Dataset items
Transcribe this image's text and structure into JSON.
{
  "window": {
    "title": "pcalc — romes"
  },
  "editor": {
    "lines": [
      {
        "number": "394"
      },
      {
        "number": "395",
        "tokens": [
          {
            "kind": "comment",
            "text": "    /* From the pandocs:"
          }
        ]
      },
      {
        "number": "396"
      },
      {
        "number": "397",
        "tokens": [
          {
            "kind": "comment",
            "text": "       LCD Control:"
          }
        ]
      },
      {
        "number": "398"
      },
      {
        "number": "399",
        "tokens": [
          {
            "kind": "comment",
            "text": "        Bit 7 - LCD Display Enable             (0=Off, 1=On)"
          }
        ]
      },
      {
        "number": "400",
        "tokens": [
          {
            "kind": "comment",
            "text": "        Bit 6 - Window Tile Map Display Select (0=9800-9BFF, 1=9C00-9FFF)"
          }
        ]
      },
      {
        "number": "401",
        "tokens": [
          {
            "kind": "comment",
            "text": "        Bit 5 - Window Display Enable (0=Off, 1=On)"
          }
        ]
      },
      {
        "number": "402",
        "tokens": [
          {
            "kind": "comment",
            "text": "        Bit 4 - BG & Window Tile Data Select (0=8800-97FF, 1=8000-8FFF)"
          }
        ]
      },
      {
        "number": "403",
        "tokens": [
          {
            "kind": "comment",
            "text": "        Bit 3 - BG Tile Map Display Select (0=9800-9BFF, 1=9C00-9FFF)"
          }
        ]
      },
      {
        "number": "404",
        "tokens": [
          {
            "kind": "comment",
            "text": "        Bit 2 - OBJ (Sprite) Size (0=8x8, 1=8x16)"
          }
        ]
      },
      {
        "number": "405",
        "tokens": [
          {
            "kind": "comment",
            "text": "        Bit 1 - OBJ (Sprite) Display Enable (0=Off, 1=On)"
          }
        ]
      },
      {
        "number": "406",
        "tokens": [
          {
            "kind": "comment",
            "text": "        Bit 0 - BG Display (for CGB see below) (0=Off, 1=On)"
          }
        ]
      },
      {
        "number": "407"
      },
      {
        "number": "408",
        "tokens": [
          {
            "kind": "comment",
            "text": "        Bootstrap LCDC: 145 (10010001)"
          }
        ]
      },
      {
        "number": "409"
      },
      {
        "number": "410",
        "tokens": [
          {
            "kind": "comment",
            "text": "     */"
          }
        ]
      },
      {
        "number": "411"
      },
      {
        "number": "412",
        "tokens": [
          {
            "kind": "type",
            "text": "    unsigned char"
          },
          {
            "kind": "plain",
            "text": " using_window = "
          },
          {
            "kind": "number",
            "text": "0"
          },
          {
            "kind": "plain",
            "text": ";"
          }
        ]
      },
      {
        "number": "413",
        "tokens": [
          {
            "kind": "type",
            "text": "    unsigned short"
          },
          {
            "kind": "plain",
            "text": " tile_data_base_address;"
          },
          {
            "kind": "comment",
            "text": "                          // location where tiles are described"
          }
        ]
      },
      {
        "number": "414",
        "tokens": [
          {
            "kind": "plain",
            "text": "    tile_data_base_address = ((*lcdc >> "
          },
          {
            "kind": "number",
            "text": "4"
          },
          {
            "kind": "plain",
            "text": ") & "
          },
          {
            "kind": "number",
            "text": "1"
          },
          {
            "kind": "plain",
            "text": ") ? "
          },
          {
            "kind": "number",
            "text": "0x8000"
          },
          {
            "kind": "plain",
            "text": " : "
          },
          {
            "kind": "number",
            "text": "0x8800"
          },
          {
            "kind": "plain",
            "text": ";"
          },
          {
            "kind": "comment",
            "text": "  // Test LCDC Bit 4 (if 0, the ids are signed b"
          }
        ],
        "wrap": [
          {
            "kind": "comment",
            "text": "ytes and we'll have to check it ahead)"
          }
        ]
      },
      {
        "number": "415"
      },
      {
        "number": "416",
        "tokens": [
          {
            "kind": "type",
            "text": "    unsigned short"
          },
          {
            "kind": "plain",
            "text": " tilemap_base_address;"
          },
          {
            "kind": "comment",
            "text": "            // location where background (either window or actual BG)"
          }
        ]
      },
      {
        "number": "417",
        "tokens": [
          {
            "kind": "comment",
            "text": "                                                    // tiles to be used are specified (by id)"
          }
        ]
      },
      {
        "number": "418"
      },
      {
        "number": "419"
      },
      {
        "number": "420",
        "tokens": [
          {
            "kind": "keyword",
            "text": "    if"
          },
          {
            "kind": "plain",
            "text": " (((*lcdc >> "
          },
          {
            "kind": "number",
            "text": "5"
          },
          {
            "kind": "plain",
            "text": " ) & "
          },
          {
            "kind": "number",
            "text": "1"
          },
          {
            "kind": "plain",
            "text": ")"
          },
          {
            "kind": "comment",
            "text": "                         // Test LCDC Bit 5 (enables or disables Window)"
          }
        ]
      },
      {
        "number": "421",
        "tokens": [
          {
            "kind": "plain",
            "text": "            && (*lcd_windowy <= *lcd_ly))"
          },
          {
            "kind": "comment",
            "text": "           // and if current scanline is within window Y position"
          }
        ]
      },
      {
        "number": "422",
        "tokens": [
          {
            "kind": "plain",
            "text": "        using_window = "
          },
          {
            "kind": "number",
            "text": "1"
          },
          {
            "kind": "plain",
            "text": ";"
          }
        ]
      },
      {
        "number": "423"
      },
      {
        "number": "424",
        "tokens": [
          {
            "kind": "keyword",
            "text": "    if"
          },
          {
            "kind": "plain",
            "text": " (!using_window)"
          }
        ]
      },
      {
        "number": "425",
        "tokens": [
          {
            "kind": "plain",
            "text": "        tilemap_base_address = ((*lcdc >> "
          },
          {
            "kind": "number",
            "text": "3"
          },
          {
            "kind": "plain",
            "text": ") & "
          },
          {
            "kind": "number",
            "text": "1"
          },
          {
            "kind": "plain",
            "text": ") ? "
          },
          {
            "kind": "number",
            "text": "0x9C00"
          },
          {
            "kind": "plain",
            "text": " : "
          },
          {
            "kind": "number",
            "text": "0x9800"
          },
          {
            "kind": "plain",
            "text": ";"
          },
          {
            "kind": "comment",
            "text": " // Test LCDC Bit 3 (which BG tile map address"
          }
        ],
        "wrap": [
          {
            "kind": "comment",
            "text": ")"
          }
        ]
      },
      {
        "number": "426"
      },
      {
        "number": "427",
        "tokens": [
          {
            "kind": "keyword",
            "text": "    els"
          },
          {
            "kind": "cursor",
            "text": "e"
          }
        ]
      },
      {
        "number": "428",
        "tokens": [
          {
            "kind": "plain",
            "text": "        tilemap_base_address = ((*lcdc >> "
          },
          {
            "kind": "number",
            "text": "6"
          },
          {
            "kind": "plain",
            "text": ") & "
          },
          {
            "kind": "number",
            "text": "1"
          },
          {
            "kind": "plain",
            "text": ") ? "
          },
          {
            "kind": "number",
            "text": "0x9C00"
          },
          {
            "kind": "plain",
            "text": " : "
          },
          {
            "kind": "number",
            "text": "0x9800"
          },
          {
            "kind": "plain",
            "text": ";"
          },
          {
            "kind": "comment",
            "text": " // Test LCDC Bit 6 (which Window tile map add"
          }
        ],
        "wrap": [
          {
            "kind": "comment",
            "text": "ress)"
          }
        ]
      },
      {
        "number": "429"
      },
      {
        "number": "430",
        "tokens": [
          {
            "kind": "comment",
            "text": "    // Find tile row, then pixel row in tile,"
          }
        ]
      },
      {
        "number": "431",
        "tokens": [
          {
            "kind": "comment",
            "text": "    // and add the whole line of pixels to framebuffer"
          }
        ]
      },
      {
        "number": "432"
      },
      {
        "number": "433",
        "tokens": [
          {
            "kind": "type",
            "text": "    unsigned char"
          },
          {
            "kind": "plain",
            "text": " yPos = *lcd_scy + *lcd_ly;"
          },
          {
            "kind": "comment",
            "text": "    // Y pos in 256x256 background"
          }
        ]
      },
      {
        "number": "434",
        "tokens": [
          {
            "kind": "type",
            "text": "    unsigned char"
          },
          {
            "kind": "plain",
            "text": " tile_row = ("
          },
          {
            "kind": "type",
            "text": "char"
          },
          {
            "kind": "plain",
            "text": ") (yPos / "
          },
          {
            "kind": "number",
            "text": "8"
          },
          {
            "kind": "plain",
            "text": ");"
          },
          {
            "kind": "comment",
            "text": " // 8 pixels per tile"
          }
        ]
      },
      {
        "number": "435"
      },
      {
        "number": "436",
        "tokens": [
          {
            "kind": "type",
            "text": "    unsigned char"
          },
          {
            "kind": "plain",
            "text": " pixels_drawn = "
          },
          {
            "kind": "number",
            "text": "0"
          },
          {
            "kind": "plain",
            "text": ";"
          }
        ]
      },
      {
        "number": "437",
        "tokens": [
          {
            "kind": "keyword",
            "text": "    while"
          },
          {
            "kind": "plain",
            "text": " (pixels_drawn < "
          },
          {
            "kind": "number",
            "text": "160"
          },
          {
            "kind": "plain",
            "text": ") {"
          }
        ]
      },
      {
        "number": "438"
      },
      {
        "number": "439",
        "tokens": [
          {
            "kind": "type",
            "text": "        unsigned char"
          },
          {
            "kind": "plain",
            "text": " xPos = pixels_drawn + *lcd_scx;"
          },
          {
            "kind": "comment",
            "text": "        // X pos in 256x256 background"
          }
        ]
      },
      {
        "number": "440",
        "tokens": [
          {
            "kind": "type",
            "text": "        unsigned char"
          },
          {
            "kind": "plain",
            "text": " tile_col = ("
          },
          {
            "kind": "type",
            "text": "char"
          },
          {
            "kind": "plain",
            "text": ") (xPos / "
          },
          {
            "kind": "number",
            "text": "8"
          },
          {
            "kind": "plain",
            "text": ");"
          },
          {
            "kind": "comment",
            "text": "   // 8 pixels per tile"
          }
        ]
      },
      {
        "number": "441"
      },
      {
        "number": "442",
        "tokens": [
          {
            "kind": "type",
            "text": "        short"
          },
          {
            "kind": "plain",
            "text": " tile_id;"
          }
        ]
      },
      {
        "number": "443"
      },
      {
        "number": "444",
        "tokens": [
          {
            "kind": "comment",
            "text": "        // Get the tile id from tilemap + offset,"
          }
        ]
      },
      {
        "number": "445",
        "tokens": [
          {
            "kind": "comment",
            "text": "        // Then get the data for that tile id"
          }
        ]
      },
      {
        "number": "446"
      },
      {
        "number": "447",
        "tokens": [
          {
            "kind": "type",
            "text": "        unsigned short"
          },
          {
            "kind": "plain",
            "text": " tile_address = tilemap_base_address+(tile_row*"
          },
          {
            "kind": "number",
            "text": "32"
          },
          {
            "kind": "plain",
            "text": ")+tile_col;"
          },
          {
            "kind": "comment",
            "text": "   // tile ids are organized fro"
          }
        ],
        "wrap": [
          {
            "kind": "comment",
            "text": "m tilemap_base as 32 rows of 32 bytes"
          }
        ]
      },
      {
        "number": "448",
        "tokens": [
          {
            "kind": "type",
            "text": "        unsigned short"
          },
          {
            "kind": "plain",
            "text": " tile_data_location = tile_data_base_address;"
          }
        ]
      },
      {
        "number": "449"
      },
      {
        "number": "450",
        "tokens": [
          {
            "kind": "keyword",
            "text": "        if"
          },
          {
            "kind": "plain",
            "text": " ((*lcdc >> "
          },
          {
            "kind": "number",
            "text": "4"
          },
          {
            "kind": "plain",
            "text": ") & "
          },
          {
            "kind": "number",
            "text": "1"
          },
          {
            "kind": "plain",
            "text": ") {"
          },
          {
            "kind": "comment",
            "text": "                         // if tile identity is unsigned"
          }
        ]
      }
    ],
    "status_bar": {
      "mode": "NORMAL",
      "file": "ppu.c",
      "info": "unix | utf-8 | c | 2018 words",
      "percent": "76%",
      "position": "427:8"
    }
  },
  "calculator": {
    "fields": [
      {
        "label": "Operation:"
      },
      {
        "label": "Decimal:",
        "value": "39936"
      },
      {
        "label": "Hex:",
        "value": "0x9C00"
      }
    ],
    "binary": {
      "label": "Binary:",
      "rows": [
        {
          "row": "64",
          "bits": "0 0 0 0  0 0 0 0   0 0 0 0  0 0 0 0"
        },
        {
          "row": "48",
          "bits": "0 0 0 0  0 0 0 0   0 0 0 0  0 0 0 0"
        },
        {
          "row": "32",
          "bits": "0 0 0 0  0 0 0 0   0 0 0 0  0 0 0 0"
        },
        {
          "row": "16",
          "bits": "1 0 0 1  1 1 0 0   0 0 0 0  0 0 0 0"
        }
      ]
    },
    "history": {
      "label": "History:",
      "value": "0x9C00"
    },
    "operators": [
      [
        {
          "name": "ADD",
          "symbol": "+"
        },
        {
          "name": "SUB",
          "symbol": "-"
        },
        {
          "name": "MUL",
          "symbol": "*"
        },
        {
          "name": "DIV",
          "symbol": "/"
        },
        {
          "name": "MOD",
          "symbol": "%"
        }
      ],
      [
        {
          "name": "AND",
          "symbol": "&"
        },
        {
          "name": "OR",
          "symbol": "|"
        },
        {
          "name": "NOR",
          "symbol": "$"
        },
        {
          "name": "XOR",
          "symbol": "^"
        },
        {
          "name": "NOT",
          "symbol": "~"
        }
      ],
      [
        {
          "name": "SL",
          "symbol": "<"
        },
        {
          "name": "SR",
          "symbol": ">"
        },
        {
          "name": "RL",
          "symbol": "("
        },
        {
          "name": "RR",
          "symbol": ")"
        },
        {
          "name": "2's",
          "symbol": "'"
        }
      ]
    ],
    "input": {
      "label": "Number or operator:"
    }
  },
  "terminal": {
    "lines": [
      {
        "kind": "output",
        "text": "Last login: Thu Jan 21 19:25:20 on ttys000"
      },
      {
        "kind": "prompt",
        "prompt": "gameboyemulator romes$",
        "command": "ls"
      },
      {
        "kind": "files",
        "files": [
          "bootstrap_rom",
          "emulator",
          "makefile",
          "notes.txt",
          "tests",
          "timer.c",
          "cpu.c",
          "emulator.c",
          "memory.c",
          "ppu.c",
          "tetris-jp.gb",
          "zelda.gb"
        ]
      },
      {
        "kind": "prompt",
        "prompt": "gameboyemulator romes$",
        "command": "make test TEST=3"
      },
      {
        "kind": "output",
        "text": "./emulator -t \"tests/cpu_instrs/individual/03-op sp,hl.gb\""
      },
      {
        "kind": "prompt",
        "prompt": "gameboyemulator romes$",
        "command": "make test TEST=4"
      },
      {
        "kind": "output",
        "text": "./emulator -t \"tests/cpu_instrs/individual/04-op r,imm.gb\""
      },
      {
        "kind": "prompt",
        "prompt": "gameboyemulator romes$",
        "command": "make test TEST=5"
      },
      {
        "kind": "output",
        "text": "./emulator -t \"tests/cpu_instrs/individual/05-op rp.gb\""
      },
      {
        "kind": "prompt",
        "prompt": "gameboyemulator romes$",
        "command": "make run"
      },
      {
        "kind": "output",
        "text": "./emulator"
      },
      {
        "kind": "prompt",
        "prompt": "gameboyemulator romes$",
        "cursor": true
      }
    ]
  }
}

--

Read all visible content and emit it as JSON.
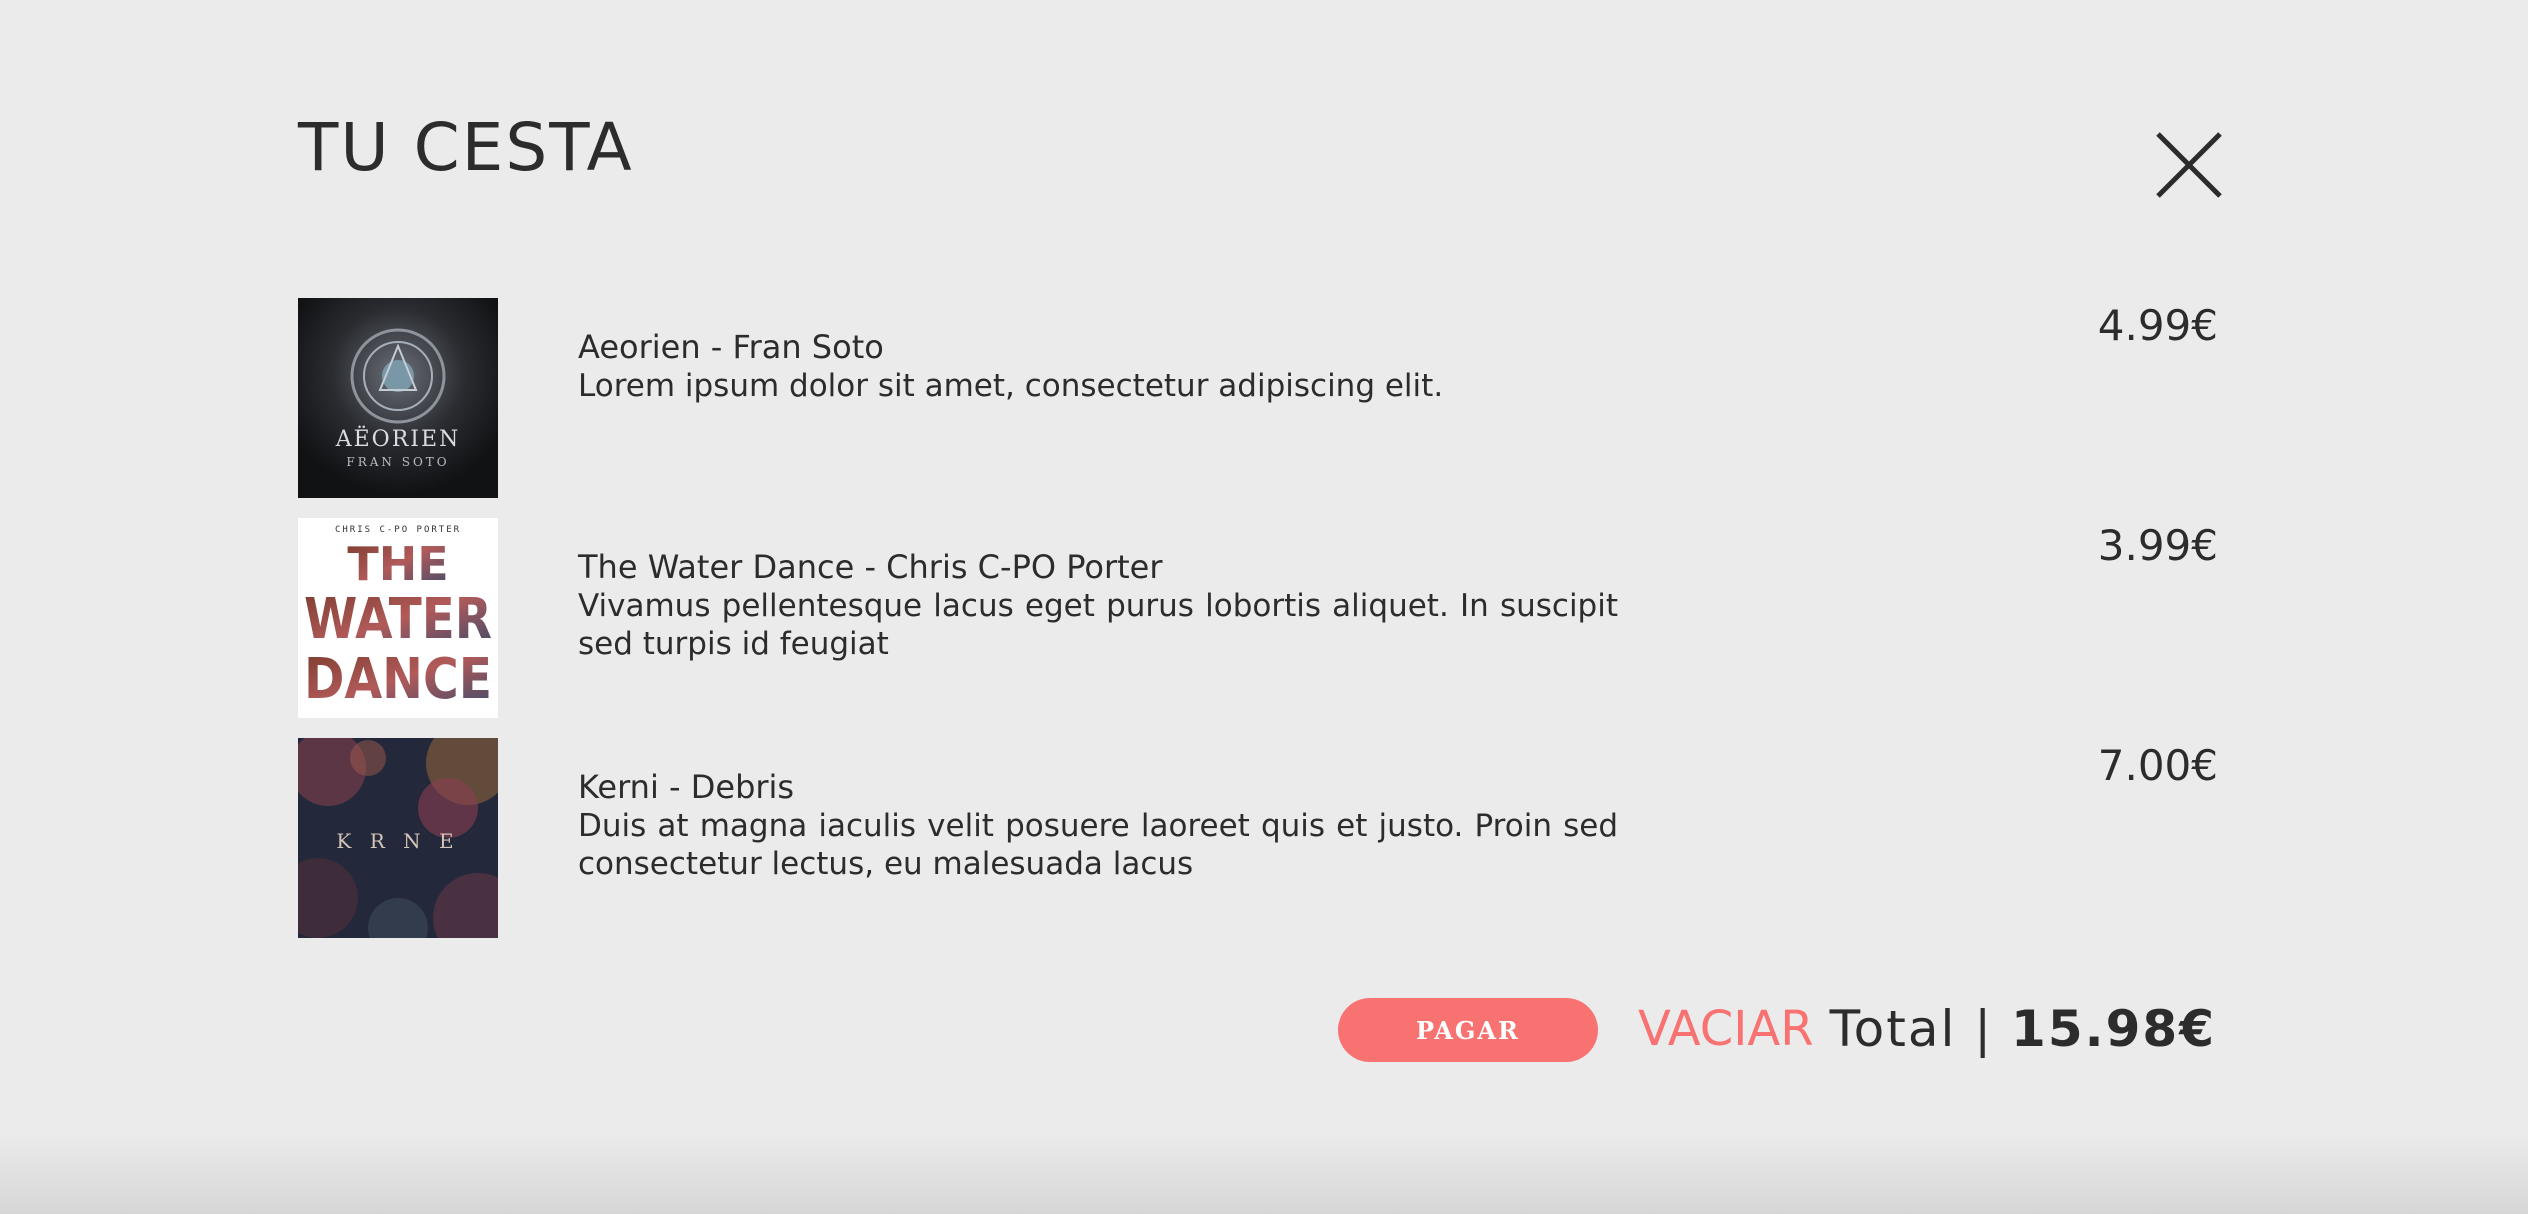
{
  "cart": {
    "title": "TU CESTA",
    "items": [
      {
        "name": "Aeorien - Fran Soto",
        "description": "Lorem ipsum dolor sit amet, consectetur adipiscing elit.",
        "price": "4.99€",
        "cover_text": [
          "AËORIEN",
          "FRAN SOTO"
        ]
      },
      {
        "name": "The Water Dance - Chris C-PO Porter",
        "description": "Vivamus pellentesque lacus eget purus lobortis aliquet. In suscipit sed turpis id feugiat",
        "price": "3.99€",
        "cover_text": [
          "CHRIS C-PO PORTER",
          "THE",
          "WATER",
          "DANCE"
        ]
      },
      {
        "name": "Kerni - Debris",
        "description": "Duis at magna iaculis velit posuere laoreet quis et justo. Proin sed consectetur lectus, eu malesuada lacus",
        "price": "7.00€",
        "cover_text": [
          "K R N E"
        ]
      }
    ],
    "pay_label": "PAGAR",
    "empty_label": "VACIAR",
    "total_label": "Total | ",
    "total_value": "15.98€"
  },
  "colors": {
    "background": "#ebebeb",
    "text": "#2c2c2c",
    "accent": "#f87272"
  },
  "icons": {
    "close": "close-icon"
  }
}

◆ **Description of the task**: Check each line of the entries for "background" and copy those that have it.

◆ **Answer to the problem**:
            "text": "            // location where background (either window or actual BG)"
            "text": "    // Y pos in 256x256 background"
            "text": "        // X pos in 256x256 background"
    "background": "#ebebeb",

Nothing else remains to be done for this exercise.